Repeat every record below exactly, but leave out any pictures.

◆ **Source records**
....

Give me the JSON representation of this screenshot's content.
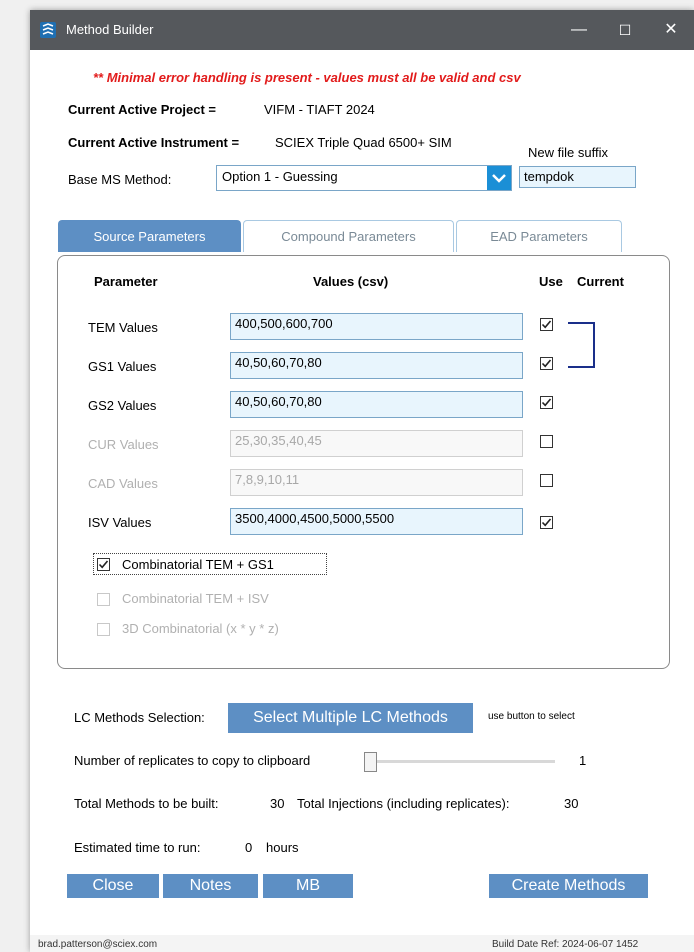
{
  "window": {
    "title": "Method Builder",
    "minimize": "—",
    "maximize": "☐",
    "close": "✕"
  },
  "warning": "** Minimal error handling is present - values must all be valid and csv",
  "project": {
    "label": "Current Active Project =",
    "value": "VIFM - TIAFT 2024"
  },
  "instrument": {
    "label": "Current Active Instrument =",
    "value": "SCIEX Triple Quad 6500+ SIM"
  },
  "base_method": {
    "label": "Base MS Method:",
    "selected": "Option 1 - Guessing"
  },
  "suffix": {
    "label": "New file suffix",
    "value": "tempdok"
  },
  "tabs": [
    {
      "label": "Source Parameters",
      "active": true
    },
    {
      "label": "Compound Parameters",
      "active": false
    },
    {
      "label": "EAD Parameters",
      "active": false
    }
  ],
  "table": {
    "headers": {
      "parameter": "Parameter",
      "values": "Values (csv)",
      "use": "Use",
      "current": "Current"
    },
    "rows": [
      {
        "name": "TEM Values",
        "values": "400,500,600,700",
        "use": true,
        "enabled": true
      },
      {
        "name": "GS1 Values",
        "values": "40,50,60,70,80",
        "use": true,
        "enabled": true
      },
      {
        "name": "GS2 Values",
        "values": "40,50,60,70,80",
        "use": true,
        "enabled": true
      },
      {
        "name": "CUR Values",
        "values": "25,30,35,40,45",
        "use": false,
        "enabled": false
      },
      {
        "name": "CAD Values",
        "values": "7,8,9,10,11",
        "use": false,
        "enabled": false
      },
      {
        "name": "ISV Values",
        "values": "3500,4000,4500,5000,5500",
        "use": true,
        "enabled": true
      }
    ]
  },
  "combinatorial": [
    {
      "label": "Combinatorial TEM + GS1",
      "checked": true,
      "enabled": true
    },
    {
      "label": "Combinatorial TEM + ISV",
      "checked": false,
      "enabled": false
    },
    {
      "label": "3D Combinatorial (x * y * z)",
      "checked": false,
      "enabled": false
    }
  ],
  "lc": {
    "label": "LC Methods Selection:",
    "button": "Select Multiple LC Methods",
    "hint": "use button to select"
  },
  "replicates": {
    "label": "Number of replicates to copy to clipboard",
    "value": "1"
  },
  "totals": {
    "methods_label": "Total Methods to be built:",
    "methods_value": "30",
    "injections_label": "Total Injections (including replicates):",
    "injections_value": "30"
  },
  "time": {
    "label": "Estimated time to run:",
    "value": "0",
    "unit": "hours"
  },
  "buttons": {
    "close": "Close",
    "notes": "Notes",
    "mb": "MB",
    "create": "Create Methods"
  },
  "footer": {
    "email": "brad.patterson@sciex.com",
    "build": "Build Date Ref: 2024-06-07 1452"
  },
  "colors": {
    "accent": "#5d8fc4",
    "warning": "#e21b1b",
    "input_bg": "#e8f5fd",
    "bracket": "#1a2f8a"
  }
}
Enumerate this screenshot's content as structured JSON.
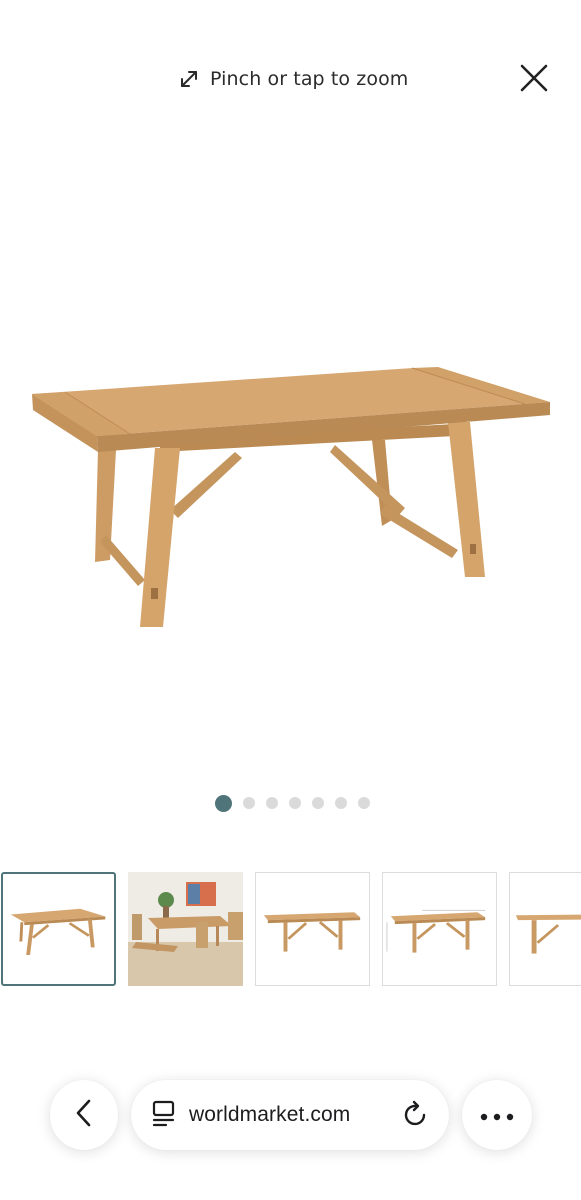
{
  "zoom_hint": {
    "text": "Pinch or tap to zoom",
    "icon": "expand-arrows-icon"
  },
  "close": {
    "icon": "close-icon"
  },
  "main_image": {
    "alt": "wood trestle dining table"
  },
  "carousel": {
    "total": 7,
    "active_index": 0,
    "active_color": "#4f7479",
    "inactive_color": "#dadada"
  },
  "thumbnails": [
    {
      "label": "table front view",
      "active": true
    },
    {
      "label": "dining room scene",
      "active": false
    },
    {
      "label": "table side view",
      "active": false
    },
    {
      "label": "table with dimensions",
      "active": false
    },
    {
      "label": "table end view",
      "active": false
    }
  ],
  "browser": {
    "url": "worldmarket.com",
    "back_icon": "chevron-left-icon",
    "site_icon": "tabs-icon",
    "reload_icon": "reload-icon",
    "more_icon": "more-dots-icon"
  },
  "colors": {
    "accent": "#4f7479",
    "wood": "#d7a772"
  }
}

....

◆ **Output**
Give me the JSON representation of this screenshot's content.
{
  "window": {
    "title": "Method Builder",
    "minimize": "—",
    "maximize": "☐",
    "close": "✕"
  },
  "warning": "** Minimal error handling is present - values must all be valid and csv",
  "project": {
    "label": "Current Active Project =",
    "value": "VIFM - TIAFT 2024"
  },
  "instrument": {
    "label": "Current Active Instrument =",
    "value": "SCIEX Triple Quad 6500+ SIM"
  },
  "base_method": {
    "label": "Base MS Method:",
    "selected": "Option 1 - Guessing"
  },
  "suffix": {
    "label": "New file suffix",
    "value": "tempdok"
  },
  "tabs": [
    {
      "label": "Source Parameters",
      "active": true
    },
    {
      "label": "Compound Parameters",
      "active": false
    },
    {
      "label": "EAD Parameters",
      "active": false
    }
  ],
  "table": {
    "headers": {
      "parameter": "Parameter",
      "values": "Values (csv)",
      "use": "Use",
      "current": "Current"
    },
    "rows": [
      {
        "name": "TEM Values",
        "values": "400,500,600,700",
        "use": true,
        "enabled": true
      },
      {
        "name": "GS1 Values",
        "values": "40,50,60,70,80",
        "use": true,
        "enabled": true
      },
      {
        "name": "GS2 Values",
        "values": "40,50,60,70,80",
        "use": true,
        "enabled": true
      },
      {
        "name": "CUR Values",
        "values": "25,30,35,40,45",
        "use": false,
        "enabled": false
      },
      {
        "name": "CAD Values",
        "values": "7,8,9,10,11",
        "use": false,
        "enabled": false
      },
      {
        "name": "ISV Values",
        "values": "3500,4000,4500,5000,5500",
        "use": true,
        "enabled": true
      }
    ]
  },
  "combinatorial": [
    {
      "label": "Combinatorial TEM + GS1",
      "checked": true,
      "enabled": true
    },
    {
      "label": "Combinatorial TEM + ISV",
      "checked": false,
      "enabled": false
    },
    {
      "label": "3D Combinatorial (x * y * z)",
      "checked": false,
      "enabled": false
    }
  ],
  "lc": {
    "label": "LC Methods Selection:",
    "button": "Select Multiple LC Methods",
    "hint": "use button to select"
  },
  "replicates": {
    "label": "Number of replicates to copy to clipboard",
    "value": "1"
  },
  "totals": {
    "methods_label": "Total Methods to be built:",
    "methods_value": "30",
    "injections_label": "Total Injections (including replicates):",
    "injections_value": "30"
  },
  "time": {
    "label": "Estimated time to run:",
    "value": "0",
    "unit": "hours"
  },
  "buttons": {
    "close": "Close",
    "notes": "Notes",
    "mb": "MB",
    "create": "Create Methods"
  },
  "footer": {
    "email": "brad.patterson@sciex.com",
    "build": "Build Date Ref: 2024-06-07 1452"
  },
  "colors": {
    "accent": "#5d8fc4",
    "warning": "#e21b1b",
    "input_bg": "#e8f5fd",
    "bracket": "#1a2f8a"
  }
}
Enumerate this screenshot's content as structured JSON.
{
  "zoom_hint": {
    "text": "Pinch or tap to zoom",
    "icon": "expand-arrows-icon"
  },
  "close": {
    "icon": "close-icon"
  },
  "main_image": {
    "alt": "wood trestle dining table"
  },
  "carousel": {
    "total": 7,
    "active_index": 0,
    "active_color": "#4f7479",
    "inactive_color": "#dadada"
  },
  "thumbnails": [
    {
      "label": "table front view",
      "active": true
    },
    {
      "label": "dining room scene",
      "active": false
    },
    {
      "label": "table side view",
      "active": false
    },
    {
      "label": "table with dimensions",
      "active": false
    },
    {
      "label": "table end view",
      "active": false
    }
  ],
  "browser": {
    "url": "worldmarket.com",
    "back_icon": "chevron-left-icon",
    "site_icon": "tabs-icon",
    "reload_icon": "reload-icon",
    "more_icon": "more-dots-icon"
  },
  "colors": {
    "accent": "#4f7479",
    "wood": "#d7a772"
  }
}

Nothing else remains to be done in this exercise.